**YOUR OBJECTIVE:**
Down to the last line, reproduce the records exactly.

**INPUT FOR THIS TASK:**
════════════════════

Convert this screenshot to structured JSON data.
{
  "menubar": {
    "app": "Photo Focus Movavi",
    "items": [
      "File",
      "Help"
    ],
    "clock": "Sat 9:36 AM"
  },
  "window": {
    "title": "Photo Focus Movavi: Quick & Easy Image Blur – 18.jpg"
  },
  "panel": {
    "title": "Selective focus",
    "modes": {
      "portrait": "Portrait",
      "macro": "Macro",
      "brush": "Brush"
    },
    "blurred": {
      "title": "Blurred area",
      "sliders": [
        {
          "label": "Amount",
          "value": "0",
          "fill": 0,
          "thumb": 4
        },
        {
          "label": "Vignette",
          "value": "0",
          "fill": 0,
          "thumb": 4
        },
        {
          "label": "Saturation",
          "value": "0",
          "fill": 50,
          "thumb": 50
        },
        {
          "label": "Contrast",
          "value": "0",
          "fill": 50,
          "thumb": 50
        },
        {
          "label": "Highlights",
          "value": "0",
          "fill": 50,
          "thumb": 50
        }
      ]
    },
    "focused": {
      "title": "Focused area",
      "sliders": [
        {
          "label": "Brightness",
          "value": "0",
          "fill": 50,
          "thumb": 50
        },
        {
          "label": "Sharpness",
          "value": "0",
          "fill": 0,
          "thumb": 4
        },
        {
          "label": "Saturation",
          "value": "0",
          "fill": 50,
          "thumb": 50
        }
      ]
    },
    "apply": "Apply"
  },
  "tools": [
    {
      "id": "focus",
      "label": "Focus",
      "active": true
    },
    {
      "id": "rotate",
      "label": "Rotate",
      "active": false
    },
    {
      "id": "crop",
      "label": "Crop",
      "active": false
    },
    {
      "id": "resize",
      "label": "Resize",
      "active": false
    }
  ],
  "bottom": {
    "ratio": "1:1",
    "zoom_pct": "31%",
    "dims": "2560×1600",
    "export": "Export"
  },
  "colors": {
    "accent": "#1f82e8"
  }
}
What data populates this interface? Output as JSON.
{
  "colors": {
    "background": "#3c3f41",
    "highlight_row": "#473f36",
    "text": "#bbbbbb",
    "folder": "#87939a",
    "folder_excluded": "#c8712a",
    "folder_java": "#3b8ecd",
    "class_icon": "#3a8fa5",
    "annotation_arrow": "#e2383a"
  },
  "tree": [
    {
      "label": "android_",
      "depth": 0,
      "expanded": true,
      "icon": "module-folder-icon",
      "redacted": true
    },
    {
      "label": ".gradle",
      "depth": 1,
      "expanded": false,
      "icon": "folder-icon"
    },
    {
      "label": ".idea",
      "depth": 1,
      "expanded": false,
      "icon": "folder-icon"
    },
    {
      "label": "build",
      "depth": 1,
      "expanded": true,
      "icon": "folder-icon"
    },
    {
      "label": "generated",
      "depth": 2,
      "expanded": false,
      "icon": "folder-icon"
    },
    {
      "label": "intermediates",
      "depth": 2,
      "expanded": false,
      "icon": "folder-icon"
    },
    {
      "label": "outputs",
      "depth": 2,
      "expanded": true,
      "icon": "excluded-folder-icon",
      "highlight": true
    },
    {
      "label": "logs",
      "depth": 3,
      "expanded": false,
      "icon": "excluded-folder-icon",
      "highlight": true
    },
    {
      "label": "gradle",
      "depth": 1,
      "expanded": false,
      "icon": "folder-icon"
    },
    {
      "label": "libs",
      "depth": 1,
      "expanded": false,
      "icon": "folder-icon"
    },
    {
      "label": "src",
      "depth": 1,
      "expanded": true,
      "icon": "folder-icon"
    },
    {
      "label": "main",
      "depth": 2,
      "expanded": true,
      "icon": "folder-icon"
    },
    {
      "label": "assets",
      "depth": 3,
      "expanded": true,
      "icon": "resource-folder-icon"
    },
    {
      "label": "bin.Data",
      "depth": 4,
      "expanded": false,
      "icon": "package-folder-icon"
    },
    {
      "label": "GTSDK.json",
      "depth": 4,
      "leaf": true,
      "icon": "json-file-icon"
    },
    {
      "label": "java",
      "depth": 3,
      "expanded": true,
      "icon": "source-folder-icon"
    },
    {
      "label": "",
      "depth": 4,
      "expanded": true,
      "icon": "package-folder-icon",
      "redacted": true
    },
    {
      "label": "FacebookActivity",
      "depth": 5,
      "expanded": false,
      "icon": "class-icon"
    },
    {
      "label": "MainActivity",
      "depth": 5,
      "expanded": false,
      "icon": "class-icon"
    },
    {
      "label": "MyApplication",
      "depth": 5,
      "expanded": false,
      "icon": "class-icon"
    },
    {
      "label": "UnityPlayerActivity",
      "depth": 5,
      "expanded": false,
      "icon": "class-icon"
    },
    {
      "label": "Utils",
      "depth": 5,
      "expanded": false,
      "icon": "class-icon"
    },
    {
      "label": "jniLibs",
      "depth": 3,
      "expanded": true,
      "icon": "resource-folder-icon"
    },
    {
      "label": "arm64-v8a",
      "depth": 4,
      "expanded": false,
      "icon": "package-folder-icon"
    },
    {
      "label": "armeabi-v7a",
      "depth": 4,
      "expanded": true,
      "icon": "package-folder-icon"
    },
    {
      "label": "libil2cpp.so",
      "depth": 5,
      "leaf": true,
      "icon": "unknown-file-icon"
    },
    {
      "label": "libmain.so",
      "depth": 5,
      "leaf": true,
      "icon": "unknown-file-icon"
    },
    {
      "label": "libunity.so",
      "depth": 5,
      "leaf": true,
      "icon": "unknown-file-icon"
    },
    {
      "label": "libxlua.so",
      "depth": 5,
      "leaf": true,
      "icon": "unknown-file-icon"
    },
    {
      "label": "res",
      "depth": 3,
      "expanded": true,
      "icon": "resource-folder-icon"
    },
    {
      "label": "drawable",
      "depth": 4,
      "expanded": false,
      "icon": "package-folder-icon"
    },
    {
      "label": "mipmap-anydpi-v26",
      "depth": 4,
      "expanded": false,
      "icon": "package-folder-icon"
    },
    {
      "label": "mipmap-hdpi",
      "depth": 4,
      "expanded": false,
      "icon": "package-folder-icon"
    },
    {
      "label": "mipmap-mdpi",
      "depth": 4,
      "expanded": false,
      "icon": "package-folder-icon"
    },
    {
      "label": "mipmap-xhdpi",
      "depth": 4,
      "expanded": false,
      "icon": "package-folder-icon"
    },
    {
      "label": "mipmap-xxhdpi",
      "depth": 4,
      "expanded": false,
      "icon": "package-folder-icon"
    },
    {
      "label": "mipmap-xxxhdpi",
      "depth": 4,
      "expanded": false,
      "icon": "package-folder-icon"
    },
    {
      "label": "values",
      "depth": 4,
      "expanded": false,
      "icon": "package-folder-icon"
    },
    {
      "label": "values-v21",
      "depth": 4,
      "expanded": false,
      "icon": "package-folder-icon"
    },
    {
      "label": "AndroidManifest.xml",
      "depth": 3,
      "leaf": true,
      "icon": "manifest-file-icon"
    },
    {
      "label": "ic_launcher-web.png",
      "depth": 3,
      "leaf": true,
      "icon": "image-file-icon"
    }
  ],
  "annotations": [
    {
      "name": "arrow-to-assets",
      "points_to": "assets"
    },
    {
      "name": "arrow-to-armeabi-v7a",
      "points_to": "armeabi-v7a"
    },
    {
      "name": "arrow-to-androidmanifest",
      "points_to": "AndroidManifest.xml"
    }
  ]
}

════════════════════

**YOUR SOLUTION:**
Convert this screenshot to structured JSON data.
{
  "menubar": {
    "app": "Photo Focus Movavi",
    "items": [
      "File",
      "Help"
    ],
    "clock": "Sat 9:36 AM"
  },
  "window": {
    "title": "Photo Focus Movavi: Quick & Easy Image Blur – 18.jpg"
  },
  "panel": {
    "title": "Selective focus",
    "modes": {
      "portrait": "Portrait",
      "macro": "Macro",
      "brush": "Brush"
    },
    "blurred": {
      "title": "Blurred area",
      "sliders": [
        {
          "label": "Amount",
          "value": "0",
          "fill": 0,
          "thumb": 4
        },
        {
          "label": "Vignette",
          "value": "0",
          "fill": 0,
          "thumb": 4
        },
        {
          "label": "Saturation",
          "value": "0",
          "fill": 50,
          "thumb": 50
        },
        {
          "label": "Contrast",
          "value": "0",
          "fill": 50,
          "thumb": 50
        },
        {
          "label": "Highlights",
          "value": "0",
          "fill": 50,
          "thumb": 50
        }
      ]
    },
    "focused": {
      "title": "Focused area",
      "sliders": [
        {
          "label": "Brightness",
          "value": "0",
          "fill": 50,
          "thumb": 50
        },
        {
          "label": "Sharpness",
          "value": "0",
          "fill": 0,
          "thumb": 4
        },
        {
          "label": "Saturation",
          "value": "0",
          "fill": 50,
          "thumb": 50
        }
      ]
    },
    "apply": "Apply"
  },
  "tools": [
    {
      "id": "focus",
      "label": "Focus",
      "active": true
    },
    {
      "id": "rotate",
      "label": "Rotate",
      "active": false
    },
    {
      "id": "crop",
      "label": "Crop",
      "active": false
    },
    {
      "id": "resize",
      "label": "Resize",
      "active": false
    }
  ],
  "bottom": {
    "ratio": "1:1",
    "zoom_pct": "31%",
    "dims": "2560×1600",
    "export": "Export"
  },
  "colors": {
    "accent": "#1f82e8"
  }
}
What data populates this interface? Output as JSON.
{
  "colors": {
    "background": "#3c3f41",
    "highlight_row": "#473f36",
    "text": "#bbbbbb",
    "folder": "#87939a",
    "folder_excluded": "#c8712a",
    "folder_java": "#3b8ecd",
    "class_icon": "#3a8fa5",
    "annotation_arrow": "#e2383a"
  },
  "tree": [
    {
      "label": "android_",
      "depth": 0,
      "expanded": true,
      "icon": "module-folder-icon",
      "redacted": true
    },
    {
      "label": ".gradle",
      "depth": 1,
      "expanded": false,
      "icon": "folder-icon"
    },
    {
      "label": ".idea",
      "depth": 1,
      "expanded": false,
      "icon": "folder-icon"
    },
    {
      "label": "build",
      "depth": 1,
      "expanded": true,
      "icon": "folder-icon"
    },
    {
      "label": "generated",
      "depth": 2,
      "expanded": false,
      "icon": "folder-icon"
    },
    {
      "label": "intermediates",
      "depth": 2,
      "expanded": false,
      "icon": "folder-icon"
    },
    {
      "label": "outputs",
      "depth": 2,
      "expanded": true,
      "icon": "excluded-folder-icon",
      "highlight": true
    },
    {
      "label": "logs",
      "depth": 3,
      "expanded": false,
      "icon": "excluded-folder-icon",
      "highlight": true
    },
    {
      "label": "gradle",
      "depth": 1,
      "expanded": false,
      "icon": "folder-icon"
    },
    {
      "label": "libs",
      "depth": 1,
      "expanded": false,
      "icon": "folder-icon"
    },
    {
      "label": "src",
      "depth": 1,
      "expanded": true,
      "icon": "folder-icon"
    },
    {
      "label": "main",
      "depth": 2,
      "expanded": true,
      "icon": "folder-icon"
    },
    {
      "label": "assets",
      "depth": 3,
      "expanded": true,
      "icon": "resource-folder-icon"
    },
    {
      "label": "bin.Data",
      "depth": 4,
      "expanded": false,
      "icon": "package-folder-icon"
    },
    {
      "label": "GTSDK.json",
      "depth": 4,
      "leaf": true,
      "icon": "json-file-icon"
    },
    {
      "label": "java",
      "depth": 3,
      "expanded": true,
      "icon": "source-folder-icon"
    },
    {
      "label": "",
      "depth": 4,
      "expanded": true,
      "icon": "package-folder-icon",
      "redacted": true
    },
    {
      "label": "FacebookActivity",
      "depth": 5,
      "expanded": false,
      "icon": "class-icon"
    },
    {
      "label": "MainActivity",
      "depth": 5,
      "expanded": false,
      "icon": "class-icon"
    },
    {
      "label": "MyApplication",
      "depth": 5,
      "expanded": false,
      "icon": "class-icon"
    },
    {
      "label": "UnityPlayerActivity",
      "depth": 5,
      "expanded": false,
      "icon": "class-icon"
    },
    {
      "label": "Utils",
      "depth": 5,
      "expanded": false,
      "icon": "class-icon"
    },
    {
      "label": "jniLibs",
      "depth": 3,
      "expanded": true,
      "icon": "resource-folder-icon"
    },
    {
      "label": "arm64-v8a",
      "depth": 4,
      "expanded": false,
      "icon": "package-folder-icon"
    },
    {
      "label": "armeabi-v7a",
      "depth": 4,
      "expanded": true,
      "icon": "package-folder-icon"
    },
    {
      "label": "libil2cpp.so",
      "depth": 5,
      "leaf": true,
      "icon": "unknown-file-icon"
    },
    {
      "label": "libmain.so",
      "depth": 5,
      "leaf": true,
      "icon": "unknown-file-icon"
    },
    {
      "label": "libunity.so",
      "depth": 5,
      "leaf": true,
      "icon": "unknown-file-icon"
    },
    {
      "label": "libxlua.so",
      "depth": 5,
      "leaf": true,
      "icon": "unknown-file-icon"
    },
    {
      "label": "res",
      "depth": 3,
      "expanded": true,
      "icon": "resource-folder-icon"
    },
    {
      "label": "drawable",
      "depth": 4,
      "expanded": false,
      "icon": "package-folder-icon"
    },
    {
      "label": "mipmap-anydpi-v26",
      "depth": 4,
      "expanded": false,
      "icon": "package-folder-icon"
    },
    {
      "label": "mipmap-hdpi",
      "depth": 4,
      "expanded": false,
      "icon": "package-folder-icon"
    },
    {
      "label": "mipmap-mdpi",
      "depth": 4,
      "expanded": false,
      "icon": "package-folder-icon"
    },
    {
      "label": "mipmap-xhdpi",
      "depth": 4,
      "expanded": false,
      "icon": "package-folder-icon"
    },
    {
      "label": "mipmap-xxhdpi",
      "depth": 4,
      "expanded": false,
      "icon": "package-folder-icon"
    },
    {
      "label": "mipmap-xxxhdpi",
      "depth": 4,
      "expanded": false,
      "icon": "package-folder-icon"
    },
    {
      "label": "values",
      "depth": 4,
      "expanded": false,
      "icon": "package-folder-icon"
    },
    {
      "label": "values-v21",
      "depth": 4,
      "expanded": false,
      "icon": "package-folder-icon"
    },
    {
      "label": "AndroidManifest.xml",
      "depth": 3,
      "leaf": true,
      "icon": "manifest-file-icon"
    },
    {
      "label": "ic_launcher-web.png",
      "depth": 3,
      "leaf": true,
      "icon": "image-file-icon"
    }
  ],
  "annotations": [
    {
      "name": "arrow-to-assets",
      "points_to": "assets"
    },
    {
      "name": "arrow-to-armeabi-v7a",
      "points_to": "armeabi-v7a"
    },
    {
      "name": "arrow-to-androidmanifest",
      "points_to": "AndroidManifest.xml"
    }
  ]
}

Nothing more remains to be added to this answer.